Secretary of State Rex Tillerson is set to begin his first trip to Asia in his new role and will attempt to forge cooperation with important U.S. allies in the region, while downplaying fears that the U.S. is looking to isolate itself diplomatically.
Tillerson will find shared anxiety at the North’s saber-rattling but less agreement about how to deal with it, and unresolved questions about how the United States and China, the world’s two largest economies, can manage growing differences.
Japan and South Korea, which host American troops and are already within range of North Korean missiles, support U.S. efforts to increase diplomatic and economic pressure on Pyongyang.
The three navies were also conducting drills Wednesday in seas east of the divided Korean Peninsula and north of Japan to promote interoperability, the U.S. Navy’s 7th Fleet said.
Adding to the combustible mix of military tension and the region’s historic rivalries is another factor — uncertainty about U.S. foreign policy under the Trump administration.
Tillerson, who arrives in Tokyo late Wednesday at the start of his four-day, three-nation tour, could provide some reassurance to nervy allies. He will meet Thursday with Japanese Prime Minister Shinzo Abe and Foreign Minister Fumio Kishida.

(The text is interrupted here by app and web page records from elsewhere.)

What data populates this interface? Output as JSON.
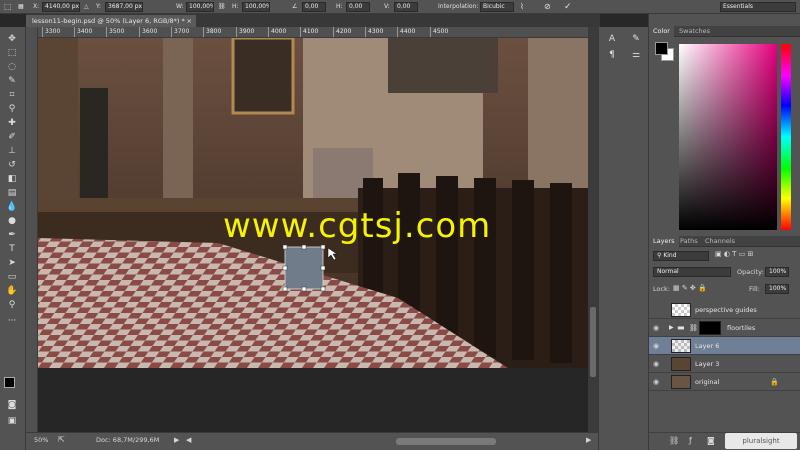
{
  "options_bar": {
    "x_label": "X:",
    "x_value": "4140,00 px",
    "y_label": "Y:",
    "y_value": "3687,00 px",
    "w_label": "W:",
    "w_value": "100,00%",
    "h_label": "H:",
    "h_value": "100,00%",
    "angle_value": "0,00",
    "hskew_label": "H:",
    "hskew_value": "0,00",
    "vskew_label": "V:",
    "vskew_value": "0,00",
    "interp_label": "Interpolation:",
    "interp_value": "Bicubic",
    "workspace": "Essentials"
  },
  "document_tab": {
    "title": "lesson11-begin.psd @ 50% (Layer 6, RGB/8*) *",
    "close": "×"
  },
  "ruler_ticks": [
    "3300",
    "3400",
    "3500",
    "3600",
    "3700",
    "3800",
    "3900",
    "4000",
    "4100",
    "4200",
    "4300",
    "4400",
    "4500"
  ],
  "watermark": "www.cgtsj.com",
  "status_bar": {
    "zoom": "50%",
    "doc": "Doc: 68,7M/299,6M"
  },
  "color_panel": {
    "tab_color": "Color",
    "tab_swatches": "Swatches",
    "foreground": "#000000",
    "background": "#ffffff"
  },
  "layers_panel": {
    "tab_layers": "Layers",
    "tab_paths": "Paths",
    "tab_channels": "Channels",
    "kind": "Kind",
    "blend_mode": "Normal",
    "opacity_label": "Opacity:",
    "opacity_value": "100%",
    "lock_label": "Lock:",
    "fill_label": "Fill:",
    "fill_value": "100%",
    "layers": [
      {
        "name": "perspective guides"
      },
      {
        "name": "floortiles"
      },
      {
        "name": "Layer 6"
      },
      {
        "name": "Layer 3"
      },
      {
        "name": "original"
      }
    ]
  },
  "pluralsight": "pluralsight"
}
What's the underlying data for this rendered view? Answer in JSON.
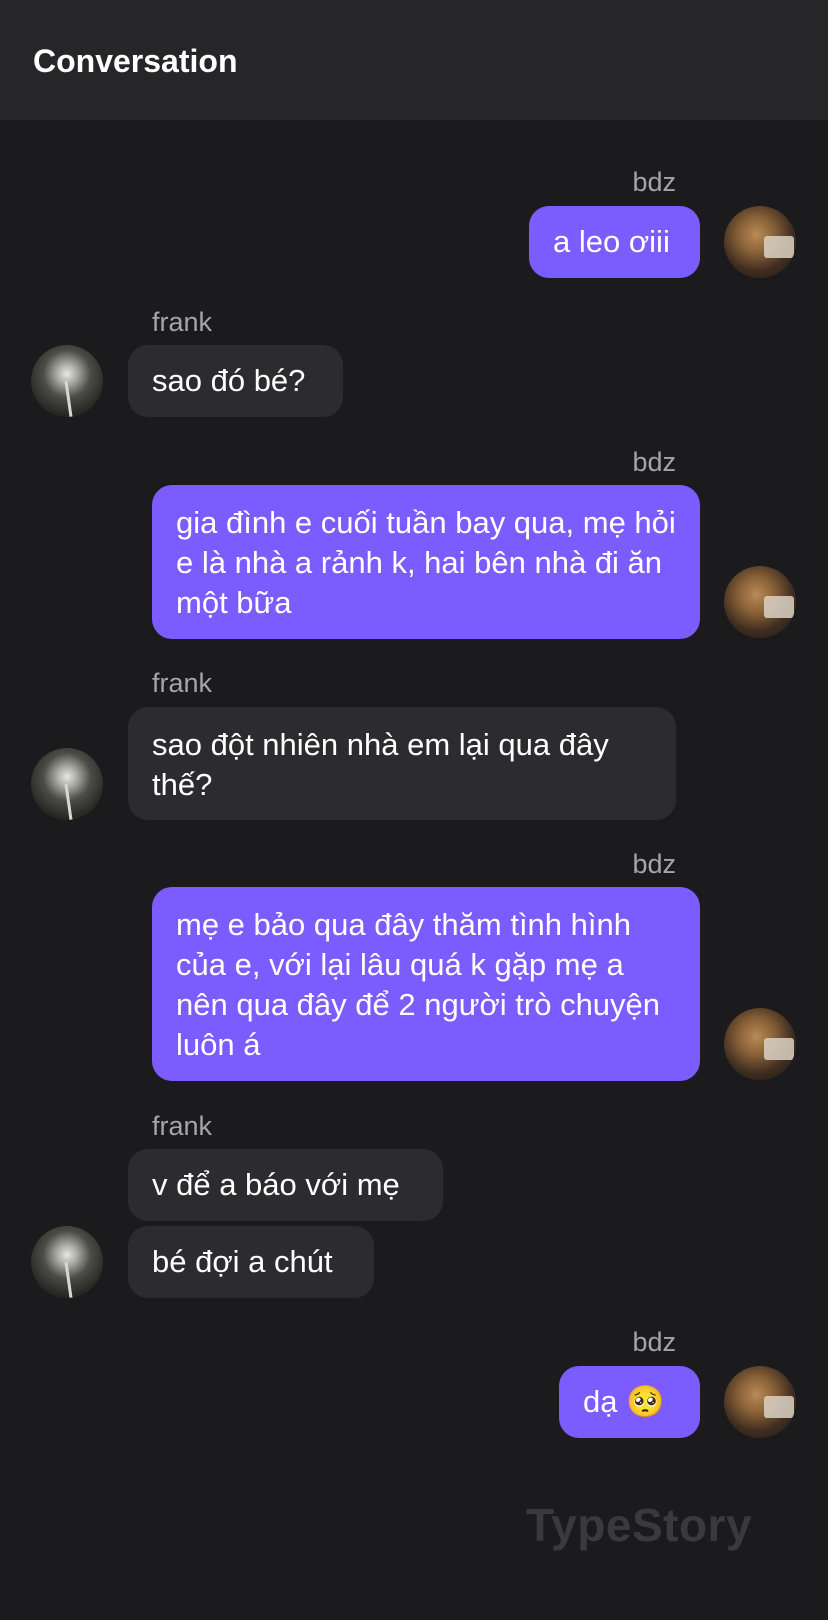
{
  "header": {
    "title": "Conversation"
  },
  "messages": [
    {
      "sender": "bdz",
      "text": "a leo ơiii"
    },
    {
      "sender": "frank",
      "text": "sao đó bé?"
    },
    {
      "sender": "bdz",
      "text": "gia đình e cuối tuần bay qua, mẹ hỏi e là nhà a rảnh k, hai bên nhà đi ăn một bữa"
    },
    {
      "sender": "frank",
      "text": "sao đột nhiên nhà em lại qua đây thế?"
    },
    {
      "sender": "bdz",
      "text": "mẹ e bảo qua đây thăm tình hình của e, với lại lâu quá k gặp mẹ a nên qua đây để 2 người trò chuyện luôn á"
    },
    {
      "sender": "frank",
      "text": "v để a báo với mẹ"
    },
    {
      "sender": "frank",
      "text": "bé đợi a chút"
    },
    {
      "sender": "bdz",
      "text": "dạ 🥺"
    }
  ],
  "watermark": "TypeStory"
}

The former Exxon Mobil CEO has adopted a low profile during his six weeks as secretary of state. The State Department Correspondents’ Association expressed disappointment Wednesday that Tillerson was traveling to Asia without a full contingent of the diplomatic press corps or even a pool reporter on his plane — although it is taking a reporter from the conservative-leaning website, the Independent Journal Review.